The Defense Department today released its strategy to accelerate the adoption of advanced artificial intelligence capabilities to ensure U.S. warfighters maintain decision superiority on the battlefield for years to come.
The Pentagon’s 2023 Data, Analytics and Artificial Intelligence Adoption Strategy builds upon years of DOD leadership in the development of AI and further solidifies the United States’ competitive advantage in fielding the emerging technology, defense officials said.
“As we focused on integrating AI into our operations responsibly and at speed, our main reason for doing so has been straight forward: because it improves our decision advantage,” Deputy Defense Secretary Kathleen Hicks said while unveiling the strategy at the Pentagon.
“From the standpoint of deterring and defending against aggression, AI-enabled systems can help accelerate the speed of commanders’ decisions and improve the quality and accuracy of those decisions, which can be decisive in deterring a fight and winning in a fight,” she said.
The latest blueprint, which was developed by the Chief Digital and AI Office, builds upon and supersedes the 2018 DOD AI Strategy and revised DOD Data Strategy, published in 2020, which have laid the groundwork for the department’s approach to fielding AI-enabled capabilities.
The new document aims to provide a foundation from which the DOD can continue to leverage emerging AI capabilities well into the future.
“Technologies evolve. Things are going to change next week, next year, next decade. And what wins today might not win tomorrow,” said DOD Chief Digital and AI Officer Craig Martell.
“Rather than identify a handful of AI-enabled warfighting capabilities that will beat our adversaries, our strategy outlines the approach to strengthening the organizational environment within which our people can continuously deploy data analytics and AI capabilities for enduring decision advantage,” he said.
The strategy prescribes an agile approach to AI development and application, emphasizing speed of delivery and adoption at scale leading to five specific decision advantage outcomes:
Superior battlespace awareness and understanding
Adaptive force planning and application
Fast, precise and resilient kill chains
Resilient sustainment support
Efficient enterprise business operations
The blueprint also trains the department’s focus on several data, analytics and AI-related goals:
Invest in interoperable, federated infrastructure
Advance the data, analytics and AI ecosystem
Expand digital talent management
Improve foundational data management

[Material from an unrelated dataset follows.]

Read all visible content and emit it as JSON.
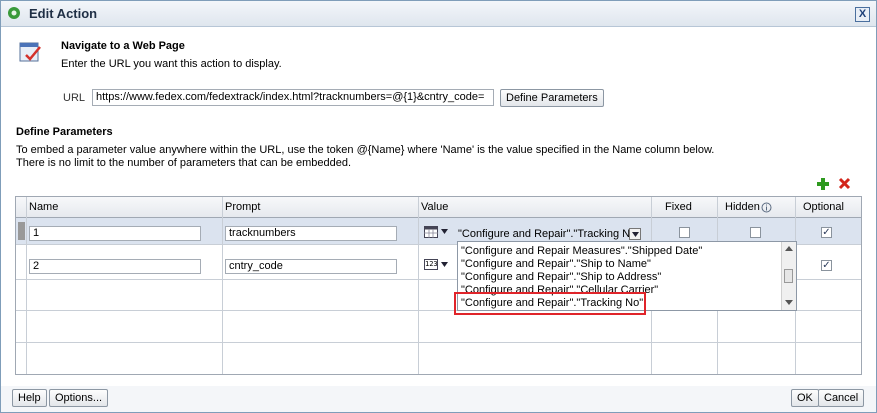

Deliver capabilities for the enterprise business and joint warfighting impact
Strengthen governance and remove policy barriers
Taken together, those goals will support the “DOD AI Hierarchy of Needs” which the strategy defines as: quality data, governance, insightful analytics and metrics, assurance and responsible AI.
In unveiling the strategy, Hicks emphasized the Pentagon’s commitment to safety and responsibility while forging the AI frontier.
“We’ve worked tirelessly for over a decade to be a global leader in the in the fast and responsible development and use of AI technologies in the military sphere, creating policies appropriate for their specific use,” Hicks said. “Safety is critical because unsafe systems are ineffective systems.”
In January, the Defense Department updated its 2012 directive that governs the responsible development of autonomous weapon systems to the standards aligned with the advances in artificial intelligence.
The U.S. has also introduced a political declaration on the responsible military use of artificial intelligence, which further seeks to codify norms for the responsible use of the technology.
Hicks said the U.S. will continue to lead in the responsible and ethical use of AI, while remaining mindful of the potential dangers associated with the technology.
“By putting our values first and playing to our strengths, the greatest of which is our people, we’ve taken a responsible approach to AI that will ensure America continues to come out ahead,” she said. “Meanwhile, as commercial tech companies and others continue to push forward the frontiers of AI, we’re making sure we stay at the cutting edge with foresight, responsibility and a deep understanding of the broader implications for our nation.”
Source : defense.gov